But the Scot still wants to see the same intensity and work ethic at the Keepmoat Stadium that supporters expect when local bragging rights are, in his opinion, genuinely at stake during encounters between clubs from the same city.
“Yorkshire is a big place,” said Hopkin ahead of his first taste of an all-White Rose clash since sporting the colours of Leeds United against Bradford as a player just a few months into the new Millennium.
“It makes it a bit like Scotland in that every game could be classed as a derby.
“At my old club Livingston, we were in the middle of a dice. You had Hearts, Hibs, Rangers and Celtic, and then Livingston in the middle as the smallest club.
“We didn’t have a big derby game. Twenty-five minutes or half-an-hour in the car and you were there at most stadiums.
“Apart from those in the far north, we were only half-an-hour away from our nearest teams. I see the same thing here in Yorkshire.
“If you are talking about derbies, you are talking Everton and Liverpool or Manchester United and Manchester City. You are talking clubs in the same city.
“To me, that is classed as a bigger derby than playing someone 45 minutes to an hour away. No disrespect, just another game. But it is important we push on and try to pick something up from it.”
Bradford make the short trip to Doncaster desperate to end a four-game losing run that has dumped the 2017 play-off finalists in the bottom four of League One.
To do so, the Bantams will have to improve what has been a poor recent record on the road when tackling clubs from their native county.
In the past seven years, City have had 13 away derbies in the league and won just two. Just 10 goals have been scored in those trips to the Keepmoat, Bramall Lane and Oakwell, plus the New York and Don Valley Stadiums.
Those two victories, however, did come at Doncaster, both with Phil Parkinson at the helm – 1-0 in 2015-16 and 3-0 the previous season.
If today is to make it a hat-trick of recent wins at the home of Rovers, Hopkin needs the intensive work of the past fortnight on the training pitch to come to fruition.
Being without a midweek game since he succeeded Michael Collins earlier this month has helped, as it has meant extra hours at Apperley Bridge to instil his new ideas in the squad ahead of tackling a Doncaster side who sit fifth in the table.

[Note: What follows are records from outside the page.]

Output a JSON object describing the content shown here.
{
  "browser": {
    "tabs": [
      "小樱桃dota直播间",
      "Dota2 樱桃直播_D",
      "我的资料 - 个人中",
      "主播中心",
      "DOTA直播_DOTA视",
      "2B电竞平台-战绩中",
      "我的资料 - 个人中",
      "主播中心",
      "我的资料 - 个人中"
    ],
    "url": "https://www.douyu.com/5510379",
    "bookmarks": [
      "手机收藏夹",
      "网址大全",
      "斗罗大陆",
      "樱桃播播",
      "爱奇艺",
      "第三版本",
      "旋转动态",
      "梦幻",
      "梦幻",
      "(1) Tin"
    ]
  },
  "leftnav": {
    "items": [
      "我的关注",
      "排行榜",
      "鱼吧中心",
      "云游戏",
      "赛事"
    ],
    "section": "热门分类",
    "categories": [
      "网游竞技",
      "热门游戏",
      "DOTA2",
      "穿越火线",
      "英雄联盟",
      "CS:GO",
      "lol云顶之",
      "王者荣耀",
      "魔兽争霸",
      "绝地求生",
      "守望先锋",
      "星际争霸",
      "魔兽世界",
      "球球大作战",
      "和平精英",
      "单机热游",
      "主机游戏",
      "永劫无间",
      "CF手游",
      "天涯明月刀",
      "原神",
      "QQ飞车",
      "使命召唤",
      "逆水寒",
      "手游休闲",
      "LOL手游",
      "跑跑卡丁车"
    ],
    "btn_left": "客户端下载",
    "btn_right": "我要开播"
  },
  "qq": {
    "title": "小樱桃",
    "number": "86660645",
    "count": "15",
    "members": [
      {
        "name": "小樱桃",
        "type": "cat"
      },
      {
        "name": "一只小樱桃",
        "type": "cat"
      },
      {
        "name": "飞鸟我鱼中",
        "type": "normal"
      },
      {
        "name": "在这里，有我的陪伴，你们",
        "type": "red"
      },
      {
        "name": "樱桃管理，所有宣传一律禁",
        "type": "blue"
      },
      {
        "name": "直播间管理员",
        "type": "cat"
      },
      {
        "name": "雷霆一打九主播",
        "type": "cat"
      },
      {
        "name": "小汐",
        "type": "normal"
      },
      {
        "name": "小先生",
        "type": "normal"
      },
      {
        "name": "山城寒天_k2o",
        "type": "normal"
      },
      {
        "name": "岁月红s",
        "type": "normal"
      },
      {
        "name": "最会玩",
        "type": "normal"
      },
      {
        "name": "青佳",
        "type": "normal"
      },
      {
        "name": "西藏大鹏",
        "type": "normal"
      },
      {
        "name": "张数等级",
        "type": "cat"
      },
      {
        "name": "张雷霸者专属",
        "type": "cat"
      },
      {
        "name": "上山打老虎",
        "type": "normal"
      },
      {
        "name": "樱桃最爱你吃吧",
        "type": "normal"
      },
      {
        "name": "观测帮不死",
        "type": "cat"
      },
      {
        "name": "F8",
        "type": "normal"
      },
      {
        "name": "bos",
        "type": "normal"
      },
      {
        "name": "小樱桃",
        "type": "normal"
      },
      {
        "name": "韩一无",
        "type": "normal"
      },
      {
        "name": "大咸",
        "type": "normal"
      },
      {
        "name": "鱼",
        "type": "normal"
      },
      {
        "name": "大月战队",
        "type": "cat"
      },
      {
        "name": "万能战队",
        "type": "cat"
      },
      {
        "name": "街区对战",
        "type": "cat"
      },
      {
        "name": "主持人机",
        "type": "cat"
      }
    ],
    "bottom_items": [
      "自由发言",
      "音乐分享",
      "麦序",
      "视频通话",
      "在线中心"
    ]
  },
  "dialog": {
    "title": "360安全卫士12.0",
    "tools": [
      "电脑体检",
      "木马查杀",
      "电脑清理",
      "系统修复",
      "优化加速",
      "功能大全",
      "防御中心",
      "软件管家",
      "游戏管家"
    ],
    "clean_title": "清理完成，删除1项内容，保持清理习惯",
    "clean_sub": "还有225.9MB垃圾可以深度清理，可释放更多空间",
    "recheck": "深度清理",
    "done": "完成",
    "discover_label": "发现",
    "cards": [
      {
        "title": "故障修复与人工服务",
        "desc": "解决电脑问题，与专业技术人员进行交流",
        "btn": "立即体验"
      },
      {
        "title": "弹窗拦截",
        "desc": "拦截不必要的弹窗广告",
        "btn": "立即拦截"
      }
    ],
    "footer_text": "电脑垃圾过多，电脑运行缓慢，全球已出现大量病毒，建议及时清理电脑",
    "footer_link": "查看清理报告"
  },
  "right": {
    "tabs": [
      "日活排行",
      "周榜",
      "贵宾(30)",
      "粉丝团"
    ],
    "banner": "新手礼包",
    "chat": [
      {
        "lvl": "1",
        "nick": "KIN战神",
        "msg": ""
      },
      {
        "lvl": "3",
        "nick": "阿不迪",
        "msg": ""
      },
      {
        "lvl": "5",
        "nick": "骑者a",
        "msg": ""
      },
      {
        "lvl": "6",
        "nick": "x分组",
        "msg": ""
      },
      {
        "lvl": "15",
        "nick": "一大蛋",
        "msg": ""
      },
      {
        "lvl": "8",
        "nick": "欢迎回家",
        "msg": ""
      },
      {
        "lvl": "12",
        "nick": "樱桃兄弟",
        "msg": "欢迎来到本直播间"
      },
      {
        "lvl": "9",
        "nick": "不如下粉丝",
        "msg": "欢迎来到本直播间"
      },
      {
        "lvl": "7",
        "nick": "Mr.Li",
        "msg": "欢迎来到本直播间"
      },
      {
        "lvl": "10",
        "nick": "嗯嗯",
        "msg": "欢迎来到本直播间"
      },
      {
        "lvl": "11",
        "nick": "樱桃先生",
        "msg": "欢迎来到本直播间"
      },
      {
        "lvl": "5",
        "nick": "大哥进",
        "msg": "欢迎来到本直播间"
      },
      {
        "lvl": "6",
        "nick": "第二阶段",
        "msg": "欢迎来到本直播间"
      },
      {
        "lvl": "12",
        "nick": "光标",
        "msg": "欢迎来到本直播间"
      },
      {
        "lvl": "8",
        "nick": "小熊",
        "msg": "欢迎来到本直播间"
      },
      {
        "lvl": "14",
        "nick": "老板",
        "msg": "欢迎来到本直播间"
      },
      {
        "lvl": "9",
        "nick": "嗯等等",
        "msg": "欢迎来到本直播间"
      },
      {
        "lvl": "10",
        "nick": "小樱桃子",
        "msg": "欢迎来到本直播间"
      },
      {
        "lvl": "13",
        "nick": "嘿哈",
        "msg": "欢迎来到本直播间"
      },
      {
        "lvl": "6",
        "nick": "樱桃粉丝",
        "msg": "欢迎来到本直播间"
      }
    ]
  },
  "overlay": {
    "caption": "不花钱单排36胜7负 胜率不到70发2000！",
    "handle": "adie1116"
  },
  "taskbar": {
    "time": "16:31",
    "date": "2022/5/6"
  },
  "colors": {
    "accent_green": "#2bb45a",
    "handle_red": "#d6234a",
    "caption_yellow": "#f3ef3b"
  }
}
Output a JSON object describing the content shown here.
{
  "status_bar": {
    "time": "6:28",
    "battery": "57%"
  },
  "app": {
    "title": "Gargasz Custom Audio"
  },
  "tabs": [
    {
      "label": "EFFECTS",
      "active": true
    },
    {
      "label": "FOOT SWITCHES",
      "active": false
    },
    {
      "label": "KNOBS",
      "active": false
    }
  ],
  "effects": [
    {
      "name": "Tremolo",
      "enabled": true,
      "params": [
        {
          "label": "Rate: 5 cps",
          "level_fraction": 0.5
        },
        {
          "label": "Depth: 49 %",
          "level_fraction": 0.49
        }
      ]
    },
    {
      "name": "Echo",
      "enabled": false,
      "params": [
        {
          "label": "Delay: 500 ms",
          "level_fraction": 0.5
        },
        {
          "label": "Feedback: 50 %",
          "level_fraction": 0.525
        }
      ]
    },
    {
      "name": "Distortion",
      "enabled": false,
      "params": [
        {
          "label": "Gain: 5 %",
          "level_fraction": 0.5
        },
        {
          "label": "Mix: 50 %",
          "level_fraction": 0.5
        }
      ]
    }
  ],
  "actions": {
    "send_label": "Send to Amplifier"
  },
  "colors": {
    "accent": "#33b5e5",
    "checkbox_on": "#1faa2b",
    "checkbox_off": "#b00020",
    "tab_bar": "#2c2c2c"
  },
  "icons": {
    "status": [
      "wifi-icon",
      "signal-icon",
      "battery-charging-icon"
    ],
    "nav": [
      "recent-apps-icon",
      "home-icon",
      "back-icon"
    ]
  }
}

“I am seeing a culture change and people buying into what I want to do,” he said. “As long as we keep doing that in the performances then results will follow quite quickly.
“Doncaster had a great result last week at Walsall (where they won 4-1). They are a very fluent, attacking team and we know it is going to be difficult, especially with them being at home.
“We need to make sure that we are ready defensively and match them. It is going to be difficult but players should remember that and treat it like a derby.
“Doncaster can be physical but they are also a good footballing side. We need to make sure things we have worked on in training because we can cause Doncaster some problems.
“They will attack you from down the sides and in middle areas. They have got very good players.”
Doncaster, meanwhile, have had a heartening start to the season. After opening with back-to-back wins over Southend United and Wycombe Wanderers, Grant McCann’s men went four games without a win before registering victories over Luton Town and Walsall this month.
The Rovers chief said: “Bradford are a huge club. Them and Barnsley are former Premier League clubs and they will both be definitely expecting and demanding top six.
“I would imagine Barnsley will definitely be up there. Bradford have got a bit to do, but I can see them coming strong.
“They have been well backed in the summer. To bring people in like Eoin Doyle, Jack Payne and Josh Wright, to name but three, means the manager has definitely been backed.
“They have brought good players in, players who know this league. David Ball is another one who has been promoted from this league. They will get their act together soon, 100 per cent.”
Derby preview: Page 5.